For one, each pair of conjugate complex eigenvalues give you a fixed plane, and each real eigenvalue a fixed line, and you have enough of these to generate the whole $\mathbb{R}^n$. So, whatever $r$ you consider, a $r$-plane contained in the sum of some of these subspaces will stay there: neither ergodicity nor minimality can be true. The best you can hope for is a decomposition of your space into minimal and ergodic components.

Let's start with $R\in\mathrm{SO}(3)$. Then $R$ is a rotation, its conjugacy class being given by its angle. As you observed, its action on $G(1,3)$ has one fixed point (if $R$ is non-trivial, which I will always assume); moreover the complement of this point is partitioned into circles on which it acts by rotations (beware that this complement is a Möbius band, and one of this circle as rotation number half the rotation number of the others). Its action on $G(2,3)$ is the same by polarity.

So, the first interesting case is $R\in\mathrm{SO}(4)$. Up to a change of basis, you can assume it preserves the two orthogonal $2$-planes $(*,*,0,0)$ and $(0,0,*,*)$. Its action on $G(1,4)$ has two circular closure of orbits, corresponding to the two preserved planes. Moreover you can partition the projective space into these two circles plus a one-parameter family of closed surfaces (tori if I am right), each one of these surfaces being preserved (the parameter is simply the angle of a line with one of the preserved planes). You are in fact looking at the Hopf fibration, to which "equipotential" tori are added (see image below), quotiented by antipody. To see all this, you should write $R=\begin{pmatrix} u & 0 \\ 0 & v \end{pmatrix}$ in complex coordinates, with $|u|=|v|=1$ and let it act on unit vectors before quotienting out.

If $R$ is generic, with rationally independent rotation angles, then the above decomposition of the space is probably the minimal decomposition, and ergodicity on each leaf should be clear.

Okay, things are a bit messy if you want all possible information, but I guess you can do quite a lot of things.
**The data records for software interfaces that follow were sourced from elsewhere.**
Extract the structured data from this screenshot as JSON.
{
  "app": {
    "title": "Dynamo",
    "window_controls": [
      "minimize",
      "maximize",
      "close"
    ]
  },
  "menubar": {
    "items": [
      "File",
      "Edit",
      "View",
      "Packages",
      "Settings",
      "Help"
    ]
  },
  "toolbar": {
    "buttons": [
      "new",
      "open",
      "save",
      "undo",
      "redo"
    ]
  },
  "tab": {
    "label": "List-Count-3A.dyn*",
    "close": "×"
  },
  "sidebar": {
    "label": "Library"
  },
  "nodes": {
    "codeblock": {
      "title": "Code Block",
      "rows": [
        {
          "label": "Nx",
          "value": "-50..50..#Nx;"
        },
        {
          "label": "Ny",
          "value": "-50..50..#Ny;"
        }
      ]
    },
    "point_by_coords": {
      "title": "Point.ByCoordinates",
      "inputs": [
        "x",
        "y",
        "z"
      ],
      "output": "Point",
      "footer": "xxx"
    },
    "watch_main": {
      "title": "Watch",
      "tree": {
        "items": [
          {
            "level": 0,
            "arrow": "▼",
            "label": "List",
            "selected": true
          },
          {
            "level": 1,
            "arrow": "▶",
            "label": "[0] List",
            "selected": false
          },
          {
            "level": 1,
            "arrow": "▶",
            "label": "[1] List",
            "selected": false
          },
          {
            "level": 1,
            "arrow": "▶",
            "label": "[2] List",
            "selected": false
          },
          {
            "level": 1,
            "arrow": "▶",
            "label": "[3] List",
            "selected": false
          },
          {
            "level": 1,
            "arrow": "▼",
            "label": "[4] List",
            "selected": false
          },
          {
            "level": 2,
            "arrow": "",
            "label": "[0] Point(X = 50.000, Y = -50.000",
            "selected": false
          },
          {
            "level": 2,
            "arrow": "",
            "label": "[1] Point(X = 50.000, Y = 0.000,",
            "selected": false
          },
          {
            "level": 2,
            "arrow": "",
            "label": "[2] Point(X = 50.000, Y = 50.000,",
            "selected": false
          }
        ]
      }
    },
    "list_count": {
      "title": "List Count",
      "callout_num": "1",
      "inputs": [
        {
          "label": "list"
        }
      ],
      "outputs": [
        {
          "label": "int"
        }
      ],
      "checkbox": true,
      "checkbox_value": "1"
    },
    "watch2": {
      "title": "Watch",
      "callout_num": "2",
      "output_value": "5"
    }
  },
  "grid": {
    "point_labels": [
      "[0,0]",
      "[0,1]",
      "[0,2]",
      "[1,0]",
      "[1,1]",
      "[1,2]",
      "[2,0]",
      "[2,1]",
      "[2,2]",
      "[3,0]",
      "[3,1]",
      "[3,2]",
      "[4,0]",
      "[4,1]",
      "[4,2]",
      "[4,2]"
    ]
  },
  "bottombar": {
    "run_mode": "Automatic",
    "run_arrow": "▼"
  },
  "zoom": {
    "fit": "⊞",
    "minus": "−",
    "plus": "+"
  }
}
Also, you might want to discuss this kind of stuff with algebraic geometers if you have one available, some of them know actions of matrix groups on Grassmannians quite well.

I suggest that you also look at the related frame flows, say on a compact smooth Riemannian manifold with negative sectional curvatures. The action (on the set of positively oriented orthonormal frames) moves the first vector of the frame according to the geodesic flows and the remaining ones by parallel transport. It was shown by Brin and Pesin that the time-1 map of the frame flow is a partially hyperbolic diffeomorphism, and later was shown by Brin that the flow is ergodic with respect to the product $\mu\times m$ of the Liouville measure $\mu$ on the unit tangent bundle and the Haar measure $m$ on $SO(n-1)$ ($n$ being the dimension of the manifold) for a set of metrics (with negative curvature) that is open and dense in the $C^3$ topology. Curiously, the dimensions $7$ and $8$ are apparently more complicated than all others.